• _YOUR TASK_: The result should be every line of the listing that contains "data".
= = = =
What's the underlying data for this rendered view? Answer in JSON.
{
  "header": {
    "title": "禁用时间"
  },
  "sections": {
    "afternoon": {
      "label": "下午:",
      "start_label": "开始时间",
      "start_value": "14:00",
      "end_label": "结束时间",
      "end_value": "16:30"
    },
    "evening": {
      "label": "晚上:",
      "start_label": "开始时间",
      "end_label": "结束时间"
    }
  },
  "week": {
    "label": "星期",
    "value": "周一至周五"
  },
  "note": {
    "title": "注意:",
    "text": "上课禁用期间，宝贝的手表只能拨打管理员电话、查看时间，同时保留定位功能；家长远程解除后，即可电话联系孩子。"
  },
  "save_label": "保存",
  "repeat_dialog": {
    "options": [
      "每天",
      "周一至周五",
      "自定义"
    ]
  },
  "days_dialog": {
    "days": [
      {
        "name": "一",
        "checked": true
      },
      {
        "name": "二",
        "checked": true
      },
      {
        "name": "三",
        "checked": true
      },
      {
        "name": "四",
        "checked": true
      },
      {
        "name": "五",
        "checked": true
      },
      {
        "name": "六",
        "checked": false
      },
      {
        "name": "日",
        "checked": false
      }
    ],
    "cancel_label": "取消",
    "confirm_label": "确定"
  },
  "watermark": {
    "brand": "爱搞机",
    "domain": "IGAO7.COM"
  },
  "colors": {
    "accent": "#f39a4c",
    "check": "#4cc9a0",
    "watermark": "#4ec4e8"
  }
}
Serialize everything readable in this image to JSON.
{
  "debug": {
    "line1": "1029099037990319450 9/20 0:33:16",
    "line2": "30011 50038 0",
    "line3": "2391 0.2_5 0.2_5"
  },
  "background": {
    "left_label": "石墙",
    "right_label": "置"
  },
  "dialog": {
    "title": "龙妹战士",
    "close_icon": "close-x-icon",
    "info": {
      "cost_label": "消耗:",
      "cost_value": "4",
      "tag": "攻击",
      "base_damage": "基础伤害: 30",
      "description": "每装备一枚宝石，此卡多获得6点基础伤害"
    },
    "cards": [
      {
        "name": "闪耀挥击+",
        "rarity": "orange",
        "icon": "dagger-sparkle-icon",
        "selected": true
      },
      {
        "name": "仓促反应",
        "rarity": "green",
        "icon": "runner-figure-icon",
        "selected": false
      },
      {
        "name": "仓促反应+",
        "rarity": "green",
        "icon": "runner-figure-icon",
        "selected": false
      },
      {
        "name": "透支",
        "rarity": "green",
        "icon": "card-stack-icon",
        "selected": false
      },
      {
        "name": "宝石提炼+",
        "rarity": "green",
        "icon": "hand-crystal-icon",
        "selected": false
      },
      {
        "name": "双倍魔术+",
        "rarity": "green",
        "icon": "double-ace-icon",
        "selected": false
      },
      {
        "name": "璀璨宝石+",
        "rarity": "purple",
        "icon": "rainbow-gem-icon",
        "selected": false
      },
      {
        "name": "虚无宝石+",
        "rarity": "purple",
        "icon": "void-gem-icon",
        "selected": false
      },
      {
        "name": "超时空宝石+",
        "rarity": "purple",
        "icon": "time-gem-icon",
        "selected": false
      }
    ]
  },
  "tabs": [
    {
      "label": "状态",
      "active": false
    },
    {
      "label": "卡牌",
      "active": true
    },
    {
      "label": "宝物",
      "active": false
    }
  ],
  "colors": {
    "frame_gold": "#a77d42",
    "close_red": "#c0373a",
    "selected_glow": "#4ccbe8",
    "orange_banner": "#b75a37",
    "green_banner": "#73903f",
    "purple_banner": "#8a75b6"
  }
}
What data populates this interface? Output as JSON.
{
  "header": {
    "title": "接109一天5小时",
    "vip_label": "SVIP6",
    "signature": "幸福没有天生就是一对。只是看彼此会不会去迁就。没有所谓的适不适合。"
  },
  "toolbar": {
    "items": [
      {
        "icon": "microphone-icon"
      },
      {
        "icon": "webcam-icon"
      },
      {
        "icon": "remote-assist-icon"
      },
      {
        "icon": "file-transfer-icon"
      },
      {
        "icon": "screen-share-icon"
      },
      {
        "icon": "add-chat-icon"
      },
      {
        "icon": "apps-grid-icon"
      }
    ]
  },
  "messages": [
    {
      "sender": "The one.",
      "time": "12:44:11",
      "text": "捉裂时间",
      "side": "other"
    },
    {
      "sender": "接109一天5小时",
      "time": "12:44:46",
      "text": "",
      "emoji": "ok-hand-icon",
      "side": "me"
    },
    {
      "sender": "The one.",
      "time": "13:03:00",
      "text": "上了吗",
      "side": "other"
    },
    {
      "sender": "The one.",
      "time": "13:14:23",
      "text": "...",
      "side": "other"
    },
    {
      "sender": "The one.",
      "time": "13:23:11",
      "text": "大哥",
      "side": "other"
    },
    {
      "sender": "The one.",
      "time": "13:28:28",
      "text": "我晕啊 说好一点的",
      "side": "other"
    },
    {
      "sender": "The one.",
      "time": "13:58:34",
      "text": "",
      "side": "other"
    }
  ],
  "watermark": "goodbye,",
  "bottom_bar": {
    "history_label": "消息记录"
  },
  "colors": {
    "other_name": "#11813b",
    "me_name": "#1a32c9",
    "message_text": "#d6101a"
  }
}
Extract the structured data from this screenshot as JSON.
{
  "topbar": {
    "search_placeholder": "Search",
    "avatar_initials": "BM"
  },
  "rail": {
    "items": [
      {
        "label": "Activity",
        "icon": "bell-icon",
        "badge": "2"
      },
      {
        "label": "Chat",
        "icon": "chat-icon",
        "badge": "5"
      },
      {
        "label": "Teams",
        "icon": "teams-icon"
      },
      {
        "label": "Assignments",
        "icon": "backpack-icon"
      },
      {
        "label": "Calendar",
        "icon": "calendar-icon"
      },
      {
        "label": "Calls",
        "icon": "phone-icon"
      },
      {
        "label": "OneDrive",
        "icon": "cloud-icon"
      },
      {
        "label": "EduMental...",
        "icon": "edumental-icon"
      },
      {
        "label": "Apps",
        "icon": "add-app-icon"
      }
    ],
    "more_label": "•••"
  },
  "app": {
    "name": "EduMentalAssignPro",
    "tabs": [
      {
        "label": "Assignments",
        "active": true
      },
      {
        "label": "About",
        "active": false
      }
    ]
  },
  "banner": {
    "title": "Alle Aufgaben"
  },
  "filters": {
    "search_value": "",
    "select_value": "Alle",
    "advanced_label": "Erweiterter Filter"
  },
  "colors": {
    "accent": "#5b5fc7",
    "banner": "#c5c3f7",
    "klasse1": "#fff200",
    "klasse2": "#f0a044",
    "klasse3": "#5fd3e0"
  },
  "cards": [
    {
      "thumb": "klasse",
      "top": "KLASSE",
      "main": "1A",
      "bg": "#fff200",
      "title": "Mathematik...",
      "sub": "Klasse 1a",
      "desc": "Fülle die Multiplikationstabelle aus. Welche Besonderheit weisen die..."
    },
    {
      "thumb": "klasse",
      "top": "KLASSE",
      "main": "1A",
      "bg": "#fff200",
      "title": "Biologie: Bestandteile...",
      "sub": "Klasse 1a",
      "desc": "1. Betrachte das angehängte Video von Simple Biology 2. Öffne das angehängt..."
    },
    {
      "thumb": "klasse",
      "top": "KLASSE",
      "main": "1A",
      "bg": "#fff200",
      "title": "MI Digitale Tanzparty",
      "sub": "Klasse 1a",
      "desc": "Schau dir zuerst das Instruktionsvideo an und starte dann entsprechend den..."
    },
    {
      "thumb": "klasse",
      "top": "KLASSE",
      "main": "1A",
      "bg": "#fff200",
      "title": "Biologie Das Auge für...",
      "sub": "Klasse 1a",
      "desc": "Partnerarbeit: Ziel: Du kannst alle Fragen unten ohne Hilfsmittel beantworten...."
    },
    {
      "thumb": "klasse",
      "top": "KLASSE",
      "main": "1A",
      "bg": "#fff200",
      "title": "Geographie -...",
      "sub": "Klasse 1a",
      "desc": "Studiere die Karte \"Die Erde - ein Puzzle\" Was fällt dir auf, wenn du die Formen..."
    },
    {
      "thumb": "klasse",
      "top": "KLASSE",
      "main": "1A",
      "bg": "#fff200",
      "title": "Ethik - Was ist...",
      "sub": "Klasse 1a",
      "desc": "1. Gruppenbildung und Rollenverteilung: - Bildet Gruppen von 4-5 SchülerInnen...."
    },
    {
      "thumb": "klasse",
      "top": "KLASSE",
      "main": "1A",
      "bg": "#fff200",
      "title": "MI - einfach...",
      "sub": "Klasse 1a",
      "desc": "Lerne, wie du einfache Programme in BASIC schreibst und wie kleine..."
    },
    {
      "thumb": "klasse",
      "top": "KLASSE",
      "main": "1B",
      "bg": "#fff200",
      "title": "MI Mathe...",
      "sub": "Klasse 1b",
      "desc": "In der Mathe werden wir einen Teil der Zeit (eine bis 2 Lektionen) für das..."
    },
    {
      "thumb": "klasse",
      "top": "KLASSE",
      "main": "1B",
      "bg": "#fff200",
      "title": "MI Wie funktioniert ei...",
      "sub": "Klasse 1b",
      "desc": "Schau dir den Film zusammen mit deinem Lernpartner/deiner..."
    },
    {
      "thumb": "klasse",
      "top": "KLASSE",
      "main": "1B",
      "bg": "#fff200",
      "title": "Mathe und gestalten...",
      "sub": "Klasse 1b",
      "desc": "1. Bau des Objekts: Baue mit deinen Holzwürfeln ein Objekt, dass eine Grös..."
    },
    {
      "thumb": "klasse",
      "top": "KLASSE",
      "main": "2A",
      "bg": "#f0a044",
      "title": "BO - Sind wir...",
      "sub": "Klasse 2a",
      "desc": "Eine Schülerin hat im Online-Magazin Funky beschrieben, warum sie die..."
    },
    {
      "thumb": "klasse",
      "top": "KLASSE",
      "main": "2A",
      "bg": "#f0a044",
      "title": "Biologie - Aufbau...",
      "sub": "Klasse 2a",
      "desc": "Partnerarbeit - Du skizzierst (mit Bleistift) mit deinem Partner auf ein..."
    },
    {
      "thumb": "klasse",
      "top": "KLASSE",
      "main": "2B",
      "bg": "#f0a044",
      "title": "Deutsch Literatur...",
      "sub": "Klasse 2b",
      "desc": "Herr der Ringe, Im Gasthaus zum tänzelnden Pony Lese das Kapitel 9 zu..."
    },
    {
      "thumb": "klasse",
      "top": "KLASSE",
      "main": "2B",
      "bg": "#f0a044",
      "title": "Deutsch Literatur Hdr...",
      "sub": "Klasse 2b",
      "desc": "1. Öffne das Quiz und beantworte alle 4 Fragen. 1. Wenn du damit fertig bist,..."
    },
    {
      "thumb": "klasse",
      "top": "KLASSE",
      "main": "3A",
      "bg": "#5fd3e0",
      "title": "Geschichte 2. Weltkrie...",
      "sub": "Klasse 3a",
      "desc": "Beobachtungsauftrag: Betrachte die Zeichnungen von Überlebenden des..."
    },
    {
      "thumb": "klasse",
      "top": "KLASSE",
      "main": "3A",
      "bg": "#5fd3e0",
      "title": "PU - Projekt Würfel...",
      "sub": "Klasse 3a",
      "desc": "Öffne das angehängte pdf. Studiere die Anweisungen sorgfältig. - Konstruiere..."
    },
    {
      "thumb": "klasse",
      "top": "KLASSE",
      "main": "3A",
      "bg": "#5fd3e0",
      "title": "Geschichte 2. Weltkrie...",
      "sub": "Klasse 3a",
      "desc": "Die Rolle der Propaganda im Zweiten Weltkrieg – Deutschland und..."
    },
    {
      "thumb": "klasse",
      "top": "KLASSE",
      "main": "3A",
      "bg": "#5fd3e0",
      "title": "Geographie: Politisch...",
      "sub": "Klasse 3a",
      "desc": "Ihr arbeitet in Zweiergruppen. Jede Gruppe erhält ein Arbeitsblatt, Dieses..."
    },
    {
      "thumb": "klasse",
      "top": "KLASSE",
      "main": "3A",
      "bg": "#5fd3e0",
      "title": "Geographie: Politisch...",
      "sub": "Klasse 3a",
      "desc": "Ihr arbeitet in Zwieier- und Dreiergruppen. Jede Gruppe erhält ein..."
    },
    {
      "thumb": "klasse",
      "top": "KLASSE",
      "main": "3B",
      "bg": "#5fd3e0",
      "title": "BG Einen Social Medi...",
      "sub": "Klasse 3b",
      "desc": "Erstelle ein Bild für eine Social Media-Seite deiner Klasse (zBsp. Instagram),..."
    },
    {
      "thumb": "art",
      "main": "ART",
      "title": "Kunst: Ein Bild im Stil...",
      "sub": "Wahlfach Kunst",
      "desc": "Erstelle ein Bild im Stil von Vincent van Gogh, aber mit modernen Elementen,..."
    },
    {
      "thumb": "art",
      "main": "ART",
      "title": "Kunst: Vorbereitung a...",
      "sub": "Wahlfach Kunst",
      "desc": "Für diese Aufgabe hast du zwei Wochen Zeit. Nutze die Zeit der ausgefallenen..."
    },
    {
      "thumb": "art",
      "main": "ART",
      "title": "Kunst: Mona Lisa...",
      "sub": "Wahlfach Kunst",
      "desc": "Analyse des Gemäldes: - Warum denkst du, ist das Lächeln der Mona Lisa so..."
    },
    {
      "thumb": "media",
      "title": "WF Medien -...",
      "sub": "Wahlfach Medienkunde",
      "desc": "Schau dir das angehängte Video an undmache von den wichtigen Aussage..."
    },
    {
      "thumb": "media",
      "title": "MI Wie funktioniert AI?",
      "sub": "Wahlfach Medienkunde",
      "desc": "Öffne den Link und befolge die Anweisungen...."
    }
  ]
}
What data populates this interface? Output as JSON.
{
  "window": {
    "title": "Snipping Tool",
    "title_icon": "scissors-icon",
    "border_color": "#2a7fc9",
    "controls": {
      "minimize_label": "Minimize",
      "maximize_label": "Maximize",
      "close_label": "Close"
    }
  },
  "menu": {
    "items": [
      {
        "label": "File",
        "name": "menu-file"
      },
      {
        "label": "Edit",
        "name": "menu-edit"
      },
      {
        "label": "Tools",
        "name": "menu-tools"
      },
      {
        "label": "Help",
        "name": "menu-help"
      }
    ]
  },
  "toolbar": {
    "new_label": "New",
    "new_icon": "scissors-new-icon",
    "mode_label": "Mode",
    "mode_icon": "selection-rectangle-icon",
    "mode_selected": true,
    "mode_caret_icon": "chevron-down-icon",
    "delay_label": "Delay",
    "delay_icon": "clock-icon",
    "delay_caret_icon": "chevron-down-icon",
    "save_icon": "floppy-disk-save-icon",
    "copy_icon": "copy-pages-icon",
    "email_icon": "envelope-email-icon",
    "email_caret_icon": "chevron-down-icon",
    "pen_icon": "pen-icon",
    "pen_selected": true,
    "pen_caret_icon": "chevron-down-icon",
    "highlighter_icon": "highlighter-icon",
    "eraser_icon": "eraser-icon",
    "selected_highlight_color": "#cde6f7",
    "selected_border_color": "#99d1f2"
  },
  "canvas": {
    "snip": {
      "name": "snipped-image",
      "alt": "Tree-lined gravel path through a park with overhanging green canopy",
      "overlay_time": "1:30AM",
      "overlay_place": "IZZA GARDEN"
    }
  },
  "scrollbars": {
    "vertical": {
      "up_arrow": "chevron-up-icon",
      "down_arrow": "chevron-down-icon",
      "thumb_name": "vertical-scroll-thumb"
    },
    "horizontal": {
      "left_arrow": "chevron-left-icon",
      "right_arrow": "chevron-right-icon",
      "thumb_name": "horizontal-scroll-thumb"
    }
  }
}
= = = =
• _TASK RESPONSE_:
What's the underlying data for this rendered view? Answer in JSON.
What data populates this interface? Output as JSON.
Extract the structured data from this screenshot as JSON.
What data populates this interface? Output as JSON.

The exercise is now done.